Can You Really Trust the Weight Scale?
The scale is one of the best tools to track diet progress. Body composition changes almost always come down to weight changes. Something you can easily measure using a scale.
However, bodyweight changes don’t always reflect body composition changes. Muscle growth is (usually) a slower process than fat loss. Regular scales register the total sum of muscle, fat, and water level fluctuations.
Total bodyweight might be increasing because:
- You’re gaining a lot of body fat and no muscle.
- You’re gaining a good amount of muscle and a bit of fat.
- Gaining both body fat and muscle.
Total bodyweight might be decreasing because:
- You’re losing a lot of body fat.
- You’re losing body fat and muscle.
- Pure muscle loss might happen sometimes, but it’s very rare.
Are You Gaining Muscle or Fat?
If you’re actively losing weight the scale can’t measure muscle gain. The total body weight change (muscle + fat) will always be a negative number. Let’s say you gained 1 lb. of muscle and lost 6 lbs. of fat. The scale will show a 5 lbs. change in weight. But you have no idea of the exact muscle gains.
However, you can trust the scale a bit more when bulking up. Note that some fat gain is inevitable. Gaining pure muscle is almost impossible.
Realistic weight gain goals:
- Complete newbies should aim to increase their current weight by 1% a week.
- Intermediate lifters should aim for 0.5% weekly increases.
- Advanced lifters can go for 0.25% weekly or 1% monthly increases.
By staying within those ranges, you optimize muscle growth. A more aggressive weight gain is not recommended. The rate of muscle gain is limited. Most of the increase will be fat tissue. However, going too slow may result in suboptimal gains.
These recommendations are based on optimal training and lifestyle conditions.
How Often Do You Need to Take Progress Photos?

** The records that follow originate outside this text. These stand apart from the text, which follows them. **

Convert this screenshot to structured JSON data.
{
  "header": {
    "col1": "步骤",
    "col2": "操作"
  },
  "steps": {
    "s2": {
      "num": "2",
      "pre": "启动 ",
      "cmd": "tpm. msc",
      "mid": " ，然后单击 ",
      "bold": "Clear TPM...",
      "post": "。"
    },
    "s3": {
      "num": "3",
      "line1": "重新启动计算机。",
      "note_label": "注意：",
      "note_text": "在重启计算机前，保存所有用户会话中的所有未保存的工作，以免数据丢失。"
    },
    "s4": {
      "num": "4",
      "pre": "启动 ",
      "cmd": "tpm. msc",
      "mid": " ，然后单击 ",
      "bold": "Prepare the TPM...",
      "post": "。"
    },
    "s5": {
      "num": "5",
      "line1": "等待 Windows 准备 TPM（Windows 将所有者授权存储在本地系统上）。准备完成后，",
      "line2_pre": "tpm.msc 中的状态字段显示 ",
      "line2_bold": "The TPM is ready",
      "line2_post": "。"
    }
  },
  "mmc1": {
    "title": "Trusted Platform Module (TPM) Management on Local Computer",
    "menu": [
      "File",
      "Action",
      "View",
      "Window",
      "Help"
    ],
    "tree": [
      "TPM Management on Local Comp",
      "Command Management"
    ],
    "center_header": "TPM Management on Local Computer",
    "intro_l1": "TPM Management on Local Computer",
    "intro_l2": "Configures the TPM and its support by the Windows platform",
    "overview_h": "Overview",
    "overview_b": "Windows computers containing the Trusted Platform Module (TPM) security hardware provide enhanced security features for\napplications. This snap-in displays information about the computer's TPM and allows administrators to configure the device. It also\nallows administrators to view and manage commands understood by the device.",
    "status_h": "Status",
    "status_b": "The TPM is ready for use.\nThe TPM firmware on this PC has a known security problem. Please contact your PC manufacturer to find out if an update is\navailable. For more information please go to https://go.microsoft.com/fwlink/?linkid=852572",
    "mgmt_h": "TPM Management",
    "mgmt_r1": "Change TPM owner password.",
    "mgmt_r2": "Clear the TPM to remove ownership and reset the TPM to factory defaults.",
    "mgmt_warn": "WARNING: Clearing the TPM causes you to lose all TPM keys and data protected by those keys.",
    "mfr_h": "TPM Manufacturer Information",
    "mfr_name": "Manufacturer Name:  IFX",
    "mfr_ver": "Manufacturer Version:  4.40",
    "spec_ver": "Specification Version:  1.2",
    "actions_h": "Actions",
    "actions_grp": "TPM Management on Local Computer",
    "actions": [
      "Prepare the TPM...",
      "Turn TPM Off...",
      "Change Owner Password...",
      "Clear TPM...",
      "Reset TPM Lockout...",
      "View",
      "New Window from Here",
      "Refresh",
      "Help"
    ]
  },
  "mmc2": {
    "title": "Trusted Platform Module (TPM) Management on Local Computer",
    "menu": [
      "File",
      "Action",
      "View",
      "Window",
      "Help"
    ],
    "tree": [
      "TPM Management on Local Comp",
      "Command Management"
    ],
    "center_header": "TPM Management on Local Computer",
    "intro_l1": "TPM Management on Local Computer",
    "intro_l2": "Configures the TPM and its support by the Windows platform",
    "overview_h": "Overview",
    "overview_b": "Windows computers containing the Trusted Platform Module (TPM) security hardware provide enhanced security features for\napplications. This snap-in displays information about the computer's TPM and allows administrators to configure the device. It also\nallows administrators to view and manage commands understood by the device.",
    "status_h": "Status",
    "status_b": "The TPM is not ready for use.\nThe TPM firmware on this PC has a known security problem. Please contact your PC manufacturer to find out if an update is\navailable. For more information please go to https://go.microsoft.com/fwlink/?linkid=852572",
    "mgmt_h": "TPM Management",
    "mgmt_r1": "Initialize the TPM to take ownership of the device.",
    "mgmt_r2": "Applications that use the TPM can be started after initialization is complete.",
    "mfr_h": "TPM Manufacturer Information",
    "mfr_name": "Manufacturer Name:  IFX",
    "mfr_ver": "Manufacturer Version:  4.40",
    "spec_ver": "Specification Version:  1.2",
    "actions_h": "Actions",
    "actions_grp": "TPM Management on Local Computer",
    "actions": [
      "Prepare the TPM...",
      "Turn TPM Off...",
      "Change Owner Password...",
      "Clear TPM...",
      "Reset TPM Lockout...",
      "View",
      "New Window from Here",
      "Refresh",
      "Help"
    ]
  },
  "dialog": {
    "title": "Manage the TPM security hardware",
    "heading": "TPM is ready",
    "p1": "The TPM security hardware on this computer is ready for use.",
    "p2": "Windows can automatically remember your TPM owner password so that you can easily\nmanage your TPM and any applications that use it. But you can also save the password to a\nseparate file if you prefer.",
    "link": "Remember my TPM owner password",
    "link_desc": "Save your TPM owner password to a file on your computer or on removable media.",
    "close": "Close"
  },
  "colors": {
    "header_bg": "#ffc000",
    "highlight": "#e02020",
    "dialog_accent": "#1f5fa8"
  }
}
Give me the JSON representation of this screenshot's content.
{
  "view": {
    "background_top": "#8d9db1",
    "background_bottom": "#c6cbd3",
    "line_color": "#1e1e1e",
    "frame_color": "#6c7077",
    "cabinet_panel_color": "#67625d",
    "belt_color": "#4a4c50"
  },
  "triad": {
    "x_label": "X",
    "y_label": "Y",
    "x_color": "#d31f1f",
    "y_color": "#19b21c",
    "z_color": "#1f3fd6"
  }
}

Taking physique photos is a great way to measure progress. Though when it comes to muscle growth this isn’t a very practical strategy. At least not within the time frame of a single bulking cycle.
As you gain muscle you inevitably gain some fat. Over time you get less defined. Aesthetics are negatively affected. Taking pictures when bulking doesn’t help see muscle increases. You do see the fat build-up though. Or if you’re losing weight, photos really help visualize fat loss progress.
This doesn’t mean you shouldn’t take pictures when bulking. You can compare results during different periods of bulking phases. You can focus on body composition changes at the same weight. Or notice how weight changes at the same body fat percentage.